EXTRACTED DATA START

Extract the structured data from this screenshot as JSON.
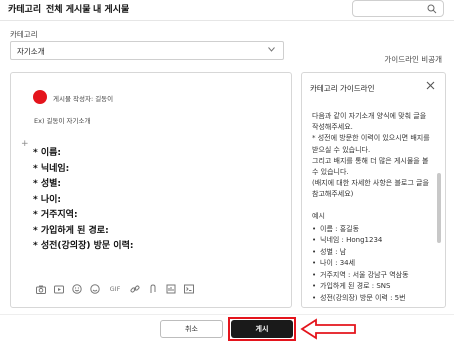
{
  "header": {
    "tabs": [
      "카테고리",
      "전체 게시물",
      "내 게시물"
    ],
    "search_icon": "search-icon"
  },
  "form": {
    "category_label": "카테고리",
    "category_value": "자기소개",
    "guideline_toggle": "가이드라인 비공개"
  },
  "editor": {
    "author_line": "게시물 작성자: 길동이",
    "example_line": "Ex) 길동이 자기소개",
    "fields": [
      "이름:",
      "닉네임:",
      "성별:",
      "나이:",
      "거주지역:",
      "가입하게 된 경로:",
      "성전(강의장) 방문 이력:"
    ],
    "toolbar_icons": [
      "camera-icon",
      "video-icon",
      "emoji-icon",
      "sticker-icon",
      "gif-label",
      "link-icon",
      "attach-icon",
      "file-icon",
      "code-icon"
    ],
    "gif_label": "GIF"
  },
  "guide": {
    "title": "카테고리 가이드라인",
    "intro": "다음과 같이 자기소개 양식에 맞춰 글을 작성해주세요.",
    "note1": "* 성전에 방문한 이력이 있으시면 배지를 받으실 수 있습니다.",
    "note2": "그리고 배지를 통해 더 많은 게시물을 볼 수 있습니다.",
    "note3": "(배지에 대한 자세한 사항은 블로그 글을 참고해주세요)",
    "example_title": "예시",
    "example_items": [
      "이름 : 홍길동",
      "닉네임 : Hong1234",
      "성별 : 남",
      "나이 : 34세",
      "거주지역 : 서울 강남구 역삼동",
      "가입하게 된 경로 : SNS",
      "성전(강의장) 방문 이력 : 5번"
    ]
  },
  "actions": {
    "cancel_label": "취소",
    "post_label": "게시"
  },
  "colors": {
    "accent_red": "#e4141c",
    "post_button": "#1a1a1a"
  }
}
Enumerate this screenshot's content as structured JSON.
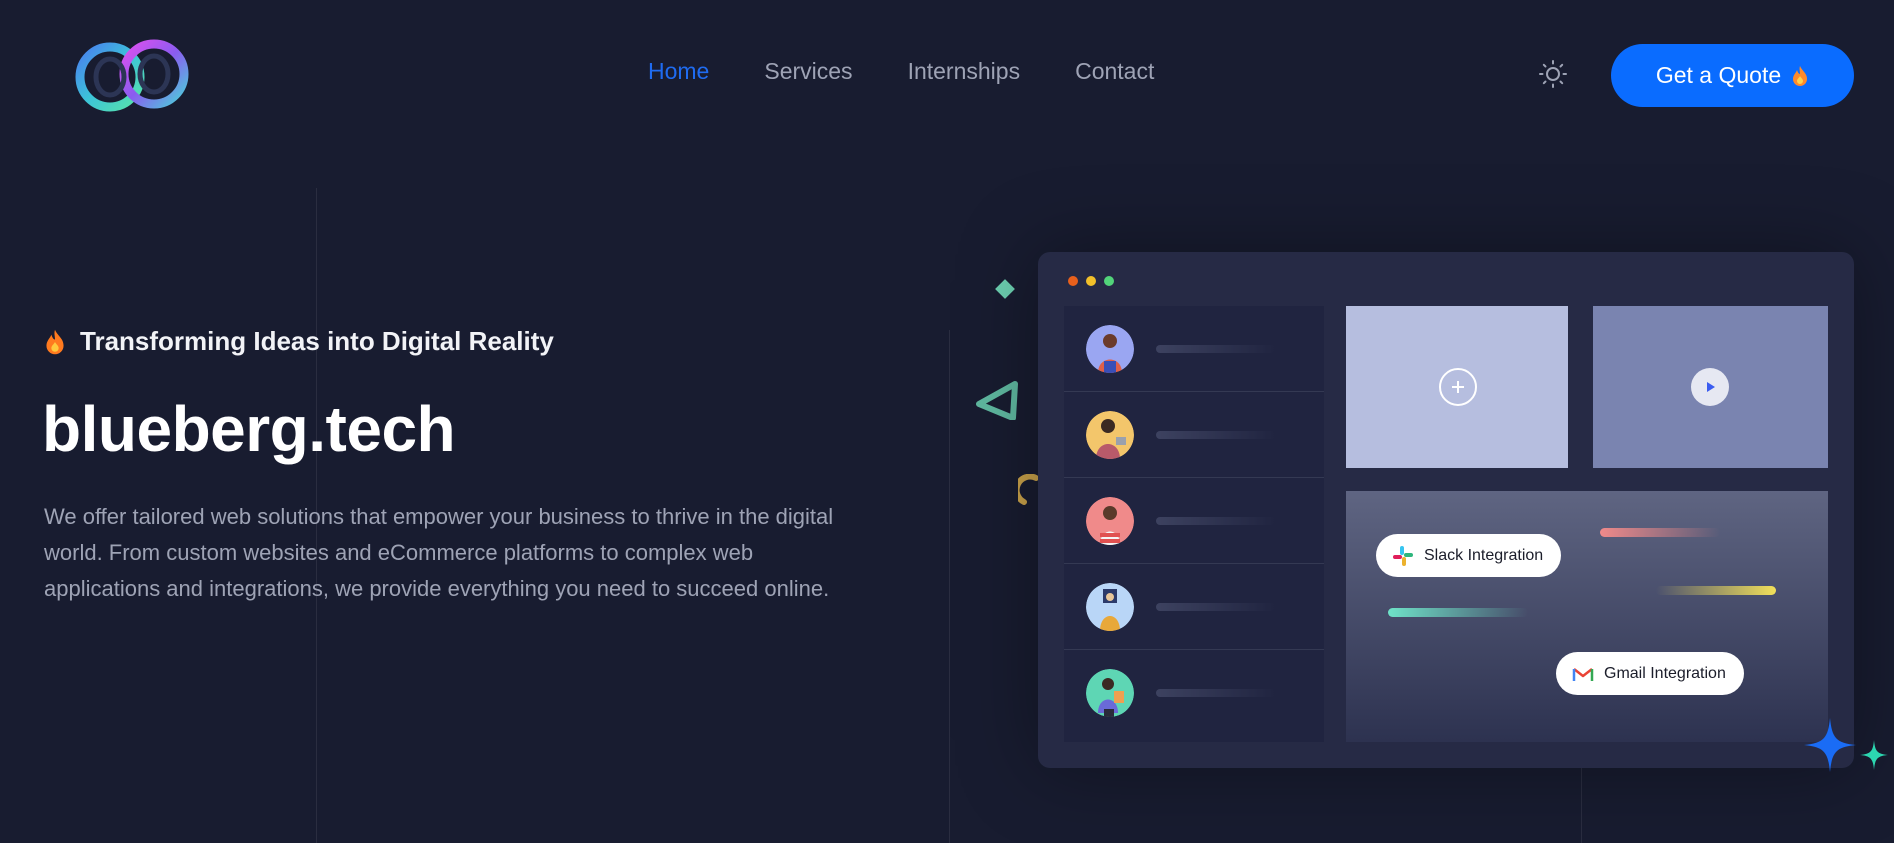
{
  "header": {
    "logo_alt": "blueberg.tech logo",
    "nav": [
      {
        "label": "Home",
        "active": true
      },
      {
        "label": "Services",
        "active": false
      },
      {
        "label": "Internships",
        "active": false
      },
      {
        "label": "Contact",
        "active": false
      }
    ],
    "theme_toggle_icon": "sun-icon",
    "cta_label": "Get a Quote",
    "cta_icon": "fire-icon"
  },
  "hero": {
    "tagline_icon": "fire-icon",
    "tagline": "Transforming Ideas into Digital Reality",
    "title": "blueberg.tech",
    "description": "We offer tailored web solutions that empower your business to thrive in the digital world. From custom websites and eCommerce platforms to complex web applications and integrations, we provide everything you need to succeed online."
  },
  "mockup": {
    "window_dot_colors": [
      "#e8601c",
      "#f2c02a",
      "#52d47a"
    ],
    "list_avatar_colors": [
      "#9aa6f2",
      "#f3c66b",
      "#f08a8a",
      "#b9d6f7",
      "#5ed6b4"
    ],
    "add_icon": "plus-icon",
    "play_icon": "play-icon",
    "slack_chip": "Slack Integration",
    "gmail_chip": "Gmail Integration"
  },
  "colors": {
    "background": "#181c30",
    "accent": "#0a6cff",
    "nav_active": "#1f6bf0",
    "muted_text": "#9ea3b5"
  }
}
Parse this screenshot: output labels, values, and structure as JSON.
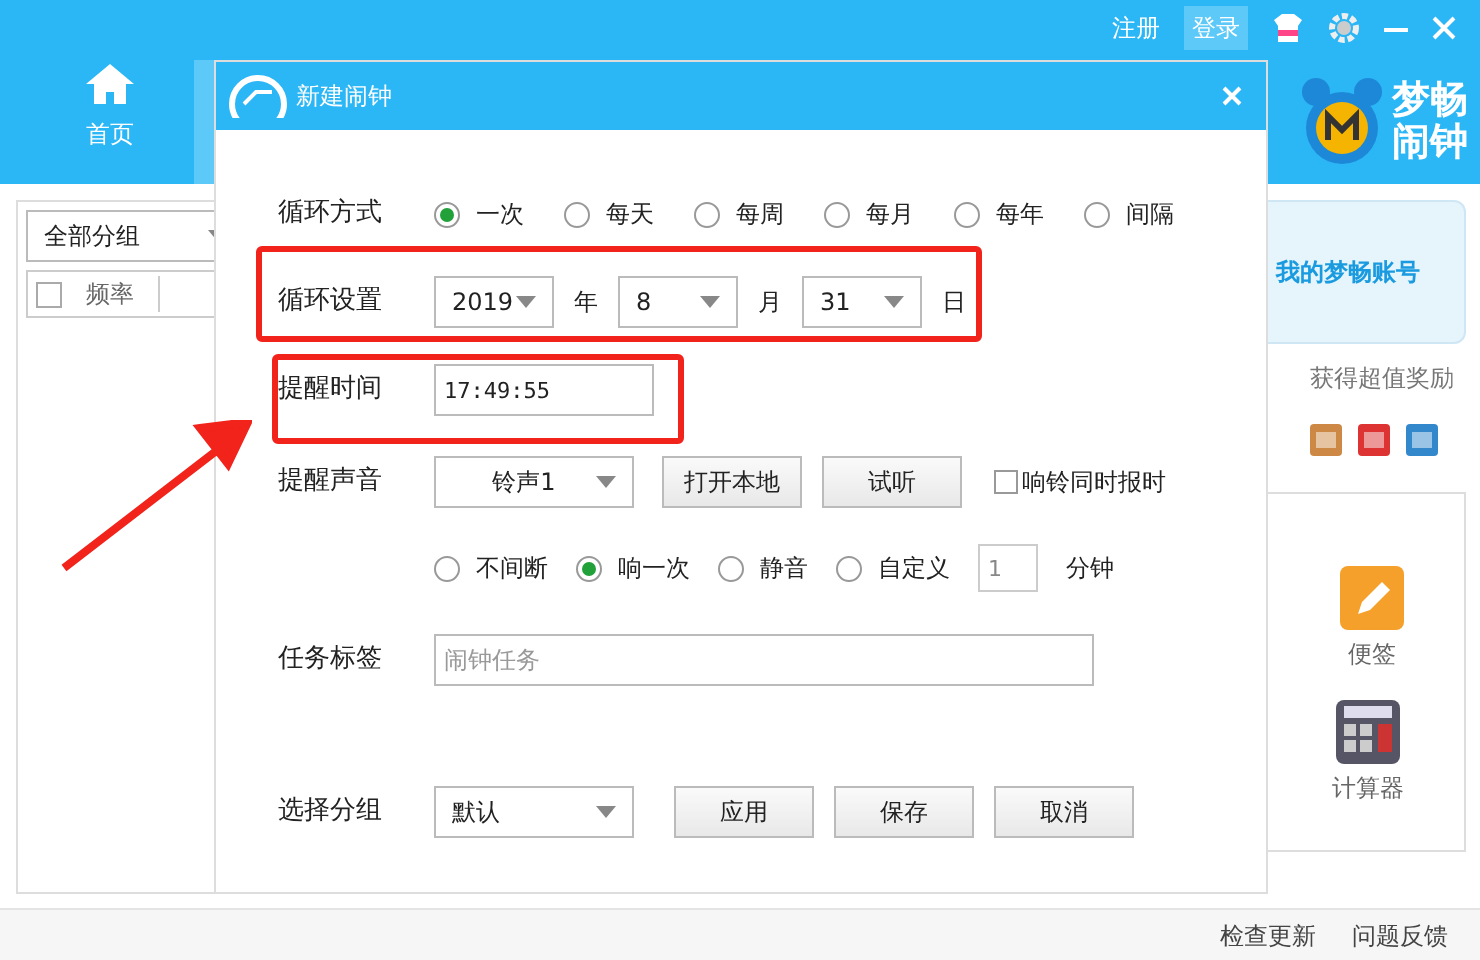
{
  "header": {
    "nav": [
      {
        "label": "首页",
        "selected": false
      },
      {
        "selected": true
      }
    ],
    "top_links": [
      "注册",
      "登录"
    ],
    "logo": [
      "梦畅",
      "闹钟"
    ]
  },
  "left_panel": {
    "group_select": "全部分组",
    "columns": [
      {
        "kind": "checkbox",
        "checked": false
      },
      {
        "kind": "text",
        "label": "频率"
      }
    ]
  },
  "right_panel": {
    "account_button": "我的梦畅账号",
    "reward_text": "获得超值奖励",
    "tools": [
      {
        "kind": "note",
        "label": "便签"
      },
      {
        "kind": "calculator",
        "label": "计算器"
      }
    ]
  },
  "dialog": {
    "title": "新建闹钟",
    "repeat_label": "循环方式",
    "repeat_options": [
      {
        "label": "一次",
        "selected": true
      },
      {
        "label": "每天",
        "selected": false
      },
      {
        "label": "每周",
        "selected": false
      },
      {
        "label": "每月",
        "selected": false
      },
      {
        "label": "每年",
        "selected": false
      },
      {
        "label": "间隔",
        "selected": false
      }
    ],
    "date_label": "循环设置",
    "date": [
      {
        "value": "2019",
        "unit": "年"
      },
      {
        "value": "8",
        "unit": "月"
      },
      {
        "value": "31",
        "unit": "日"
      }
    ],
    "time_label": "提醒时间",
    "time": "17:49:55",
    "sound_label": "提醒声音",
    "sound": "铃声1",
    "sound_buttons": [
      "打开本地",
      "试听"
    ],
    "announce": {
      "label": "响铃同时报时",
      "checked": false
    },
    "ring_modes": [
      {
        "label": "不间断",
        "selected": false
      },
      {
        "label": "响一次",
        "selected": true
      },
      {
        "label": "静音",
        "selected": false
      },
      {
        "label": "自定义",
        "selected": false
      }
    ],
    "custom_minutes": "1",
    "minutes_unit": "分钟",
    "tag_label": "任务标签",
    "tag_placeholder": "闹钟任务",
    "group_label": "选择分组",
    "group": "默认",
    "buttons": [
      "应用",
      "保存",
      "取消"
    ]
  },
  "status_bar": [
    "检查更新",
    "问题反馈"
  ]
}
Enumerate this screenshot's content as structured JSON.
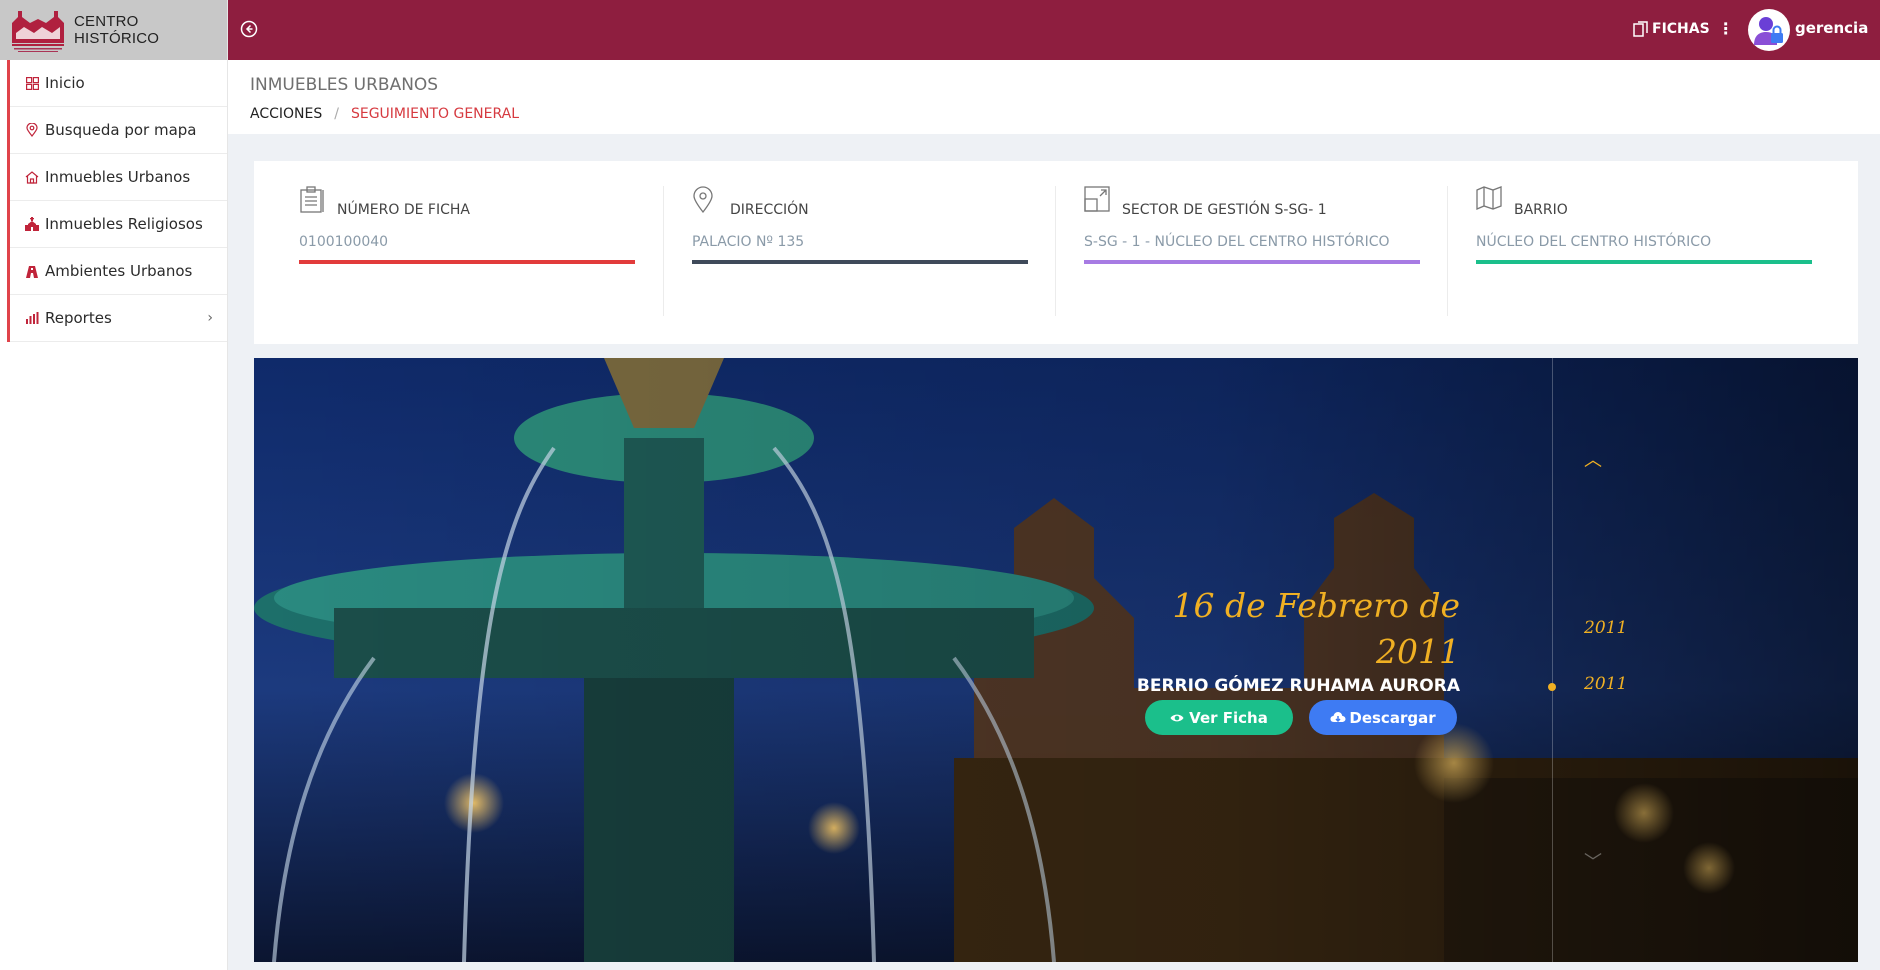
{
  "brand": {
    "name": "CENTRO HISTÓRICO",
    "logo_icon": "cusco-cathedral-logo"
  },
  "sidebar": {
    "items": [
      {
        "label": "Inicio",
        "icon": "grid-icon"
      },
      {
        "label": "Busqueda por mapa",
        "icon": "map-pin-icon"
      },
      {
        "label": "Inmuebles Urbanos",
        "icon": "home-icon"
      },
      {
        "label": "Inmuebles Religiosos",
        "icon": "church-icon"
      },
      {
        "label": "Ambientes Urbanos",
        "icon": "building-icon"
      },
      {
        "label": "Reportes",
        "icon": "bar-chart-icon"
      }
    ]
  },
  "topbar": {
    "fichas_label": "FICHAS",
    "username": "gerencia",
    "color": "#8e1e3f"
  },
  "page": {
    "title": "INMUEBLES URBANOS",
    "breadcrumb": [
      "ACCIONES",
      "SEGUIMIENTO GENERAL"
    ]
  },
  "info": [
    {
      "label": "NÚMERO DE FICHA",
      "value": "0100100040",
      "color": "#e23b3b",
      "icon": "clipboard-icon"
    },
    {
      "label": "DIRECCIÓN",
      "value": "PALACIO Nº 135",
      "color": "#3f4a5a",
      "icon": "map-pin-icon"
    },
    {
      "label": "SECTOR DE GESTIÓN S-SG- 1",
      "value": "S-SG - 1 - NÚCLEO DEL CENTRO HISTÓRICO",
      "color": "#a77be3",
      "icon": "resize-icon"
    },
    {
      "label": "BARRIO",
      "value": "NÚCLEO DEL CENTRO HISTÓRICO",
      "color": "#1bbf8b",
      "icon": "map-icon"
    }
  ],
  "hero": {
    "date_line1": "16 de Febrero de",
    "date_line2": "2011",
    "name": "BERRIO GÓMEZ RUHAMA AURORA",
    "ver_label": "Ver Ficha",
    "descargar_label": "Descargar",
    "timeline": [
      "2011",
      "2011"
    ]
  }
}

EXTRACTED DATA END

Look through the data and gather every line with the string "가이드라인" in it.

    "guideline_toggle": "가이드라인 비공개"
    "title": "카테고리 가이드라인",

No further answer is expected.